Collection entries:
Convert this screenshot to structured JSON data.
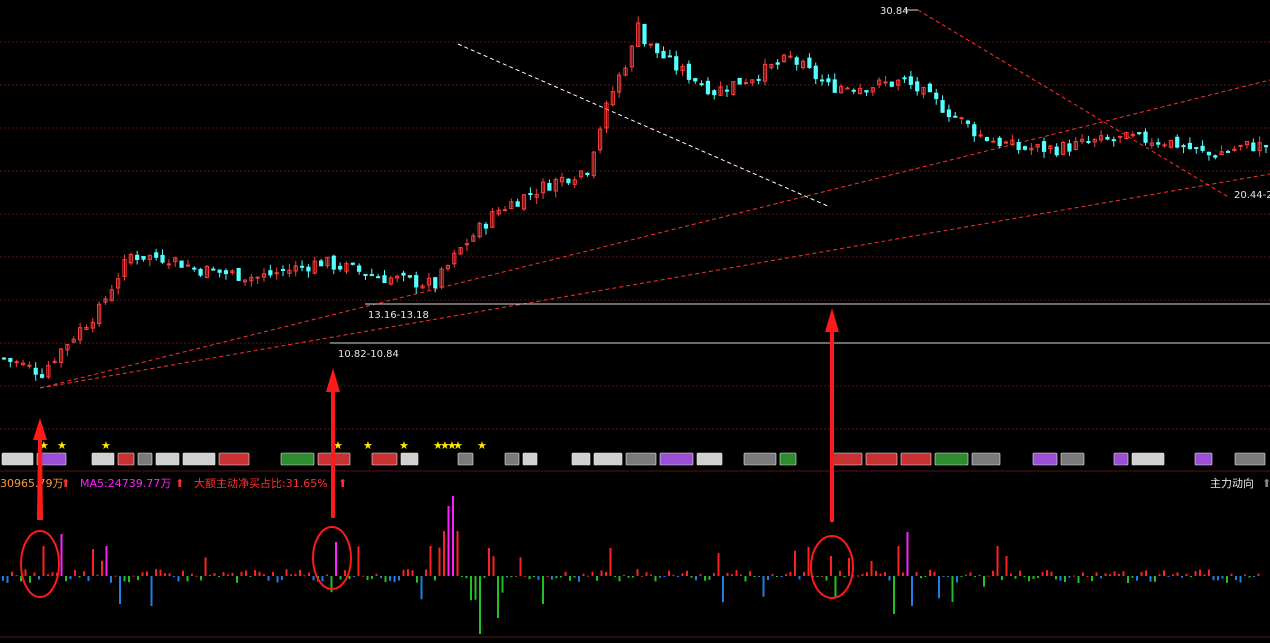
{
  "colors": {
    "background": "#000000",
    "up": "#ff3c3c",
    "down": "#54ffff",
    "grid": "#5a1414",
    "trendline": "#ff3030",
    "whiteTrend": "#ffffff",
    "mainRed": "#ff2020",
    "mainMagenta": "#ff20ff",
    "mainGreen": "#22c022",
    "mainBlue": "#1e7fe0",
    "ma5": "#ff20ff",
    "ratio": "#ff3030",
    "today": "#ff9a3c",
    "star": "#ffe800",
    "arrow": "#ff1a1a"
  },
  "price_labels": {
    "high": "30.84",
    "support_upper": "13.16-13.18",
    "support_lower": "10.82-10.84",
    "right_edge": "20.44-2"
  },
  "indicator": {
    "today_text": "30965.79万",
    "ma5_text": "MA5:24739.77万",
    "ratio_text": "大额主动净买占比:31.65%",
    "panel_name": "主力动向"
  },
  "icons": {
    "star": "star-icon",
    "up_arrow": "up-arrow-icon",
    "event_tag": "event-tag-icon"
  },
  "chart_data": [
    {
      "type": "candlestick",
      "title": "",
      "xlabel": "",
      "ylabel": "",
      "grid": true,
      "x": "trading-day index 0-199 (no axis labels printed)",
      "ylim": [
        5.0,
        32.0
      ],
      "annotated_high": 30.84,
      "support_zones": [
        [
          13.16,
          13.18
        ],
        [
          10.82,
          10.84
        ]
      ],
      "trend_pivots_day_close": [
        [
          0,
          6.6
        ],
        [
          6,
          6.2
        ],
        [
          15,
          8.2
        ],
        [
          20,
          10.5
        ],
        [
          26,
          10.4
        ],
        [
          30,
          9.9
        ],
        [
          40,
          9.5
        ],
        [
          50,
          10.2
        ],
        [
          60,
          9.5
        ],
        [
          68,
          9.2
        ],
        [
          72,
          10.8
        ],
        [
          78,
          12.9
        ],
        [
          86,
          14.5
        ],
        [
          92,
          15.5
        ],
        [
          96,
          22.0
        ],
        [
          100,
          28.0
        ],
        [
          106,
          24.5
        ],
        [
          112,
          22.0
        ],
        [
          118,
          23.5
        ],
        [
          124,
          25.5
        ],
        [
          130,
          22.5
        ],
        [
          136,
          22.5
        ],
        [
          142,
          23.0
        ],
        [
          148,
          20.5
        ],
        [
          154,
          18.0
        ],
        [
          160,
          17.0
        ],
        [
          166,
          17.0
        ],
        [
          172,
          17.5
        ],
        [
          178,
          17.8
        ],
        [
          184,
          17.5
        ],
        [
          190,
          16.5
        ],
        [
          196,
          17.2
        ]
      ]
    },
    {
      "type": "bar",
      "title": "主力动向",
      "series": [
        {
          "name": "MA5",
          "last_value": 24739.77
        }
      ],
      "latest_value": 30965.79,
      "ratio_percent": 31.65,
      "legend": "top-left",
      "bars": "about 280 bars, positive = red/magenta, negative = green/blue"
    }
  ]
}
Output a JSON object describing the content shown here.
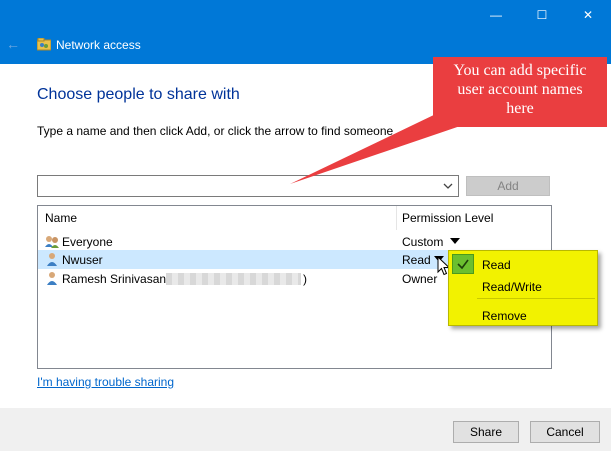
{
  "window": {
    "title": "Network access",
    "back_glyph": "←",
    "minimize_glyph": "—",
    "maximize_glyph": "☐",
    "close_glyph": "✕"
  },
  "main": {
    "heading": "Choose people to share with",
    "instruction": "Type a name and then click Add, or click the arrow to find someone",
    "name_input_value": "",
    "add_label": "Add"
  },
  "list": {
    "columns": {
      "name": "Name",
      "permission": "Permission Level"
    },
    "rows": [
      {
        "name": "Everyone",
        "permission": "Custom",
        "icon": "group-icon",
        "selected": false
      },
      {
        "name": "Nwuser",
        "permission": "Read",
        "icon": "user-icon",
        "selected": true
      },
      {
        "name": "Ramesh Srinivasan",
        "name_suffix": ")",
        "permission": "Owner",
        "icon": "user-icon",
        "selected": false
      }
    ]
  },
  "menu": {
    "items": [
      {
        "label": "Read",
        "checked": true
      },
      {
        "label": "Read/Write",
        "checked": false
      },
      {
        "label": "Remove",
        "checked": false
      }
    ],
    "highlight_color": "#f2f200",
    "check_color": "#6bbf2f"
  },
  "callout": {
    "lines": [
      "You can add specific",
      "user account names",
      "here"
    ],
    "color": "#ea3e40"
  },
  "footer": {
    "trouble_link": "I'm having trouble sharing",
    "share_label": "Share",
    "cancel_label": "Cancel"
  },
  "colors": {
    "title_bar": "#0078d7",
    "heading": "#003399",
    "selected_row": "#cce8ff",
    "link": "#0066cc"
  }
}
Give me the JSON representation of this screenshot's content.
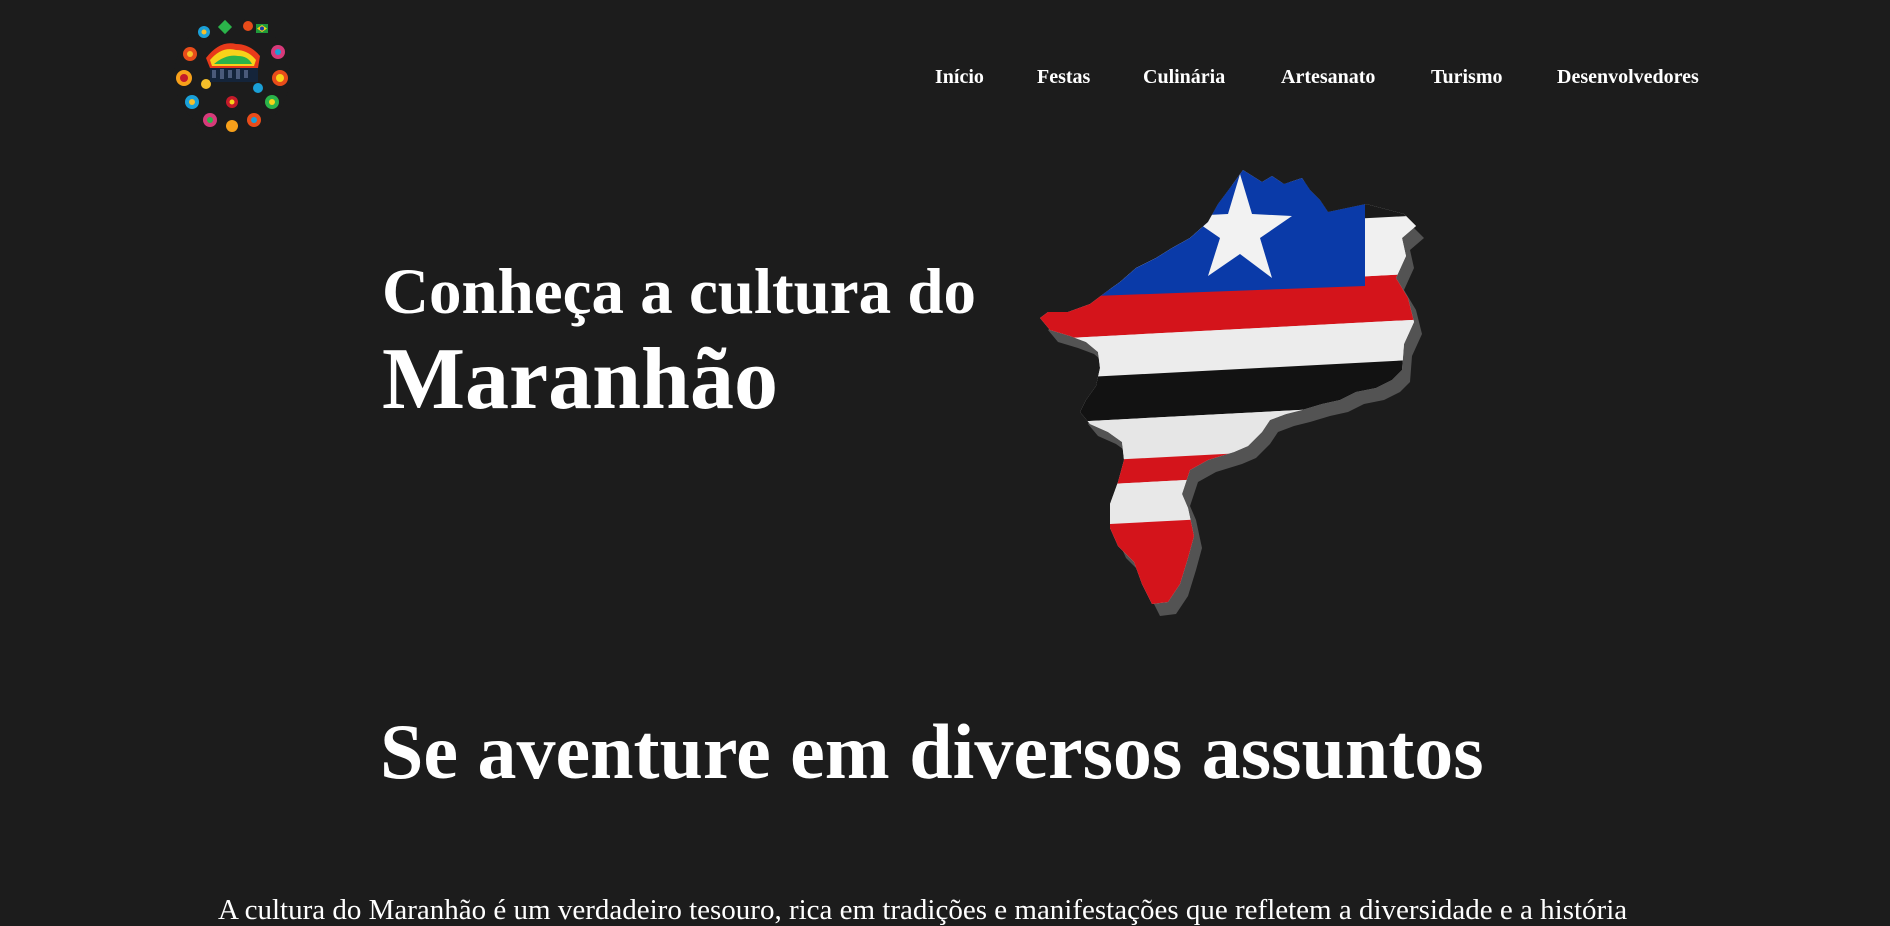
{
  "header": {
    "logo_icon": "maranhao-cultural-mosaic-logo",
    "nav": [
      {
        "label": "Início"
      },
      {
        "label": "Festas"
      },
      {
        "label": "Culinária"
      },
      {
        "label": "Artesanato"
      },
      {
        "label": "Turismo"
      },
      {
        "label": "Desenvolvedores"
      }
    ]
  },
  "hero": {
    "line1": "Conheça a cultura do",
    "line2": "Maranhão",
    "image_icon": "maranhao-flag-map-3d"
  },
  "section": {
    "title": "Se aventure em diversos assuntos",
    "intro": "A cultura do Maranhão é um verdadeiro tesouro, rica em tradições e manifestações que refletem a diversidade e a história"
  },
  "colors": {
    "background": "#1c1c1c",
    "text": "#ffffff",
    "flag_blue": "#0a3aa8",
    "flag_red": "#d4141b",
    "flag_white": "#e8e8e8",
    "flag_black": "#121212"
  }
}
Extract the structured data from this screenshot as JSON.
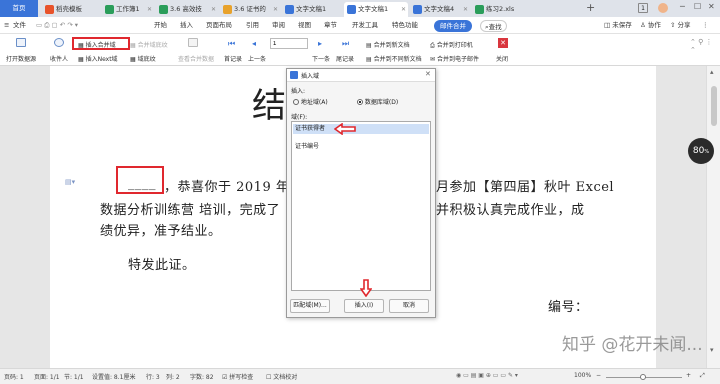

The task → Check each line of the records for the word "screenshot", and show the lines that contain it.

Output →
Convert this screenshot to structured JSON data.
Give me the JSON representation of this screenshot's content.
Extract the structured data from this screenshot as JSON.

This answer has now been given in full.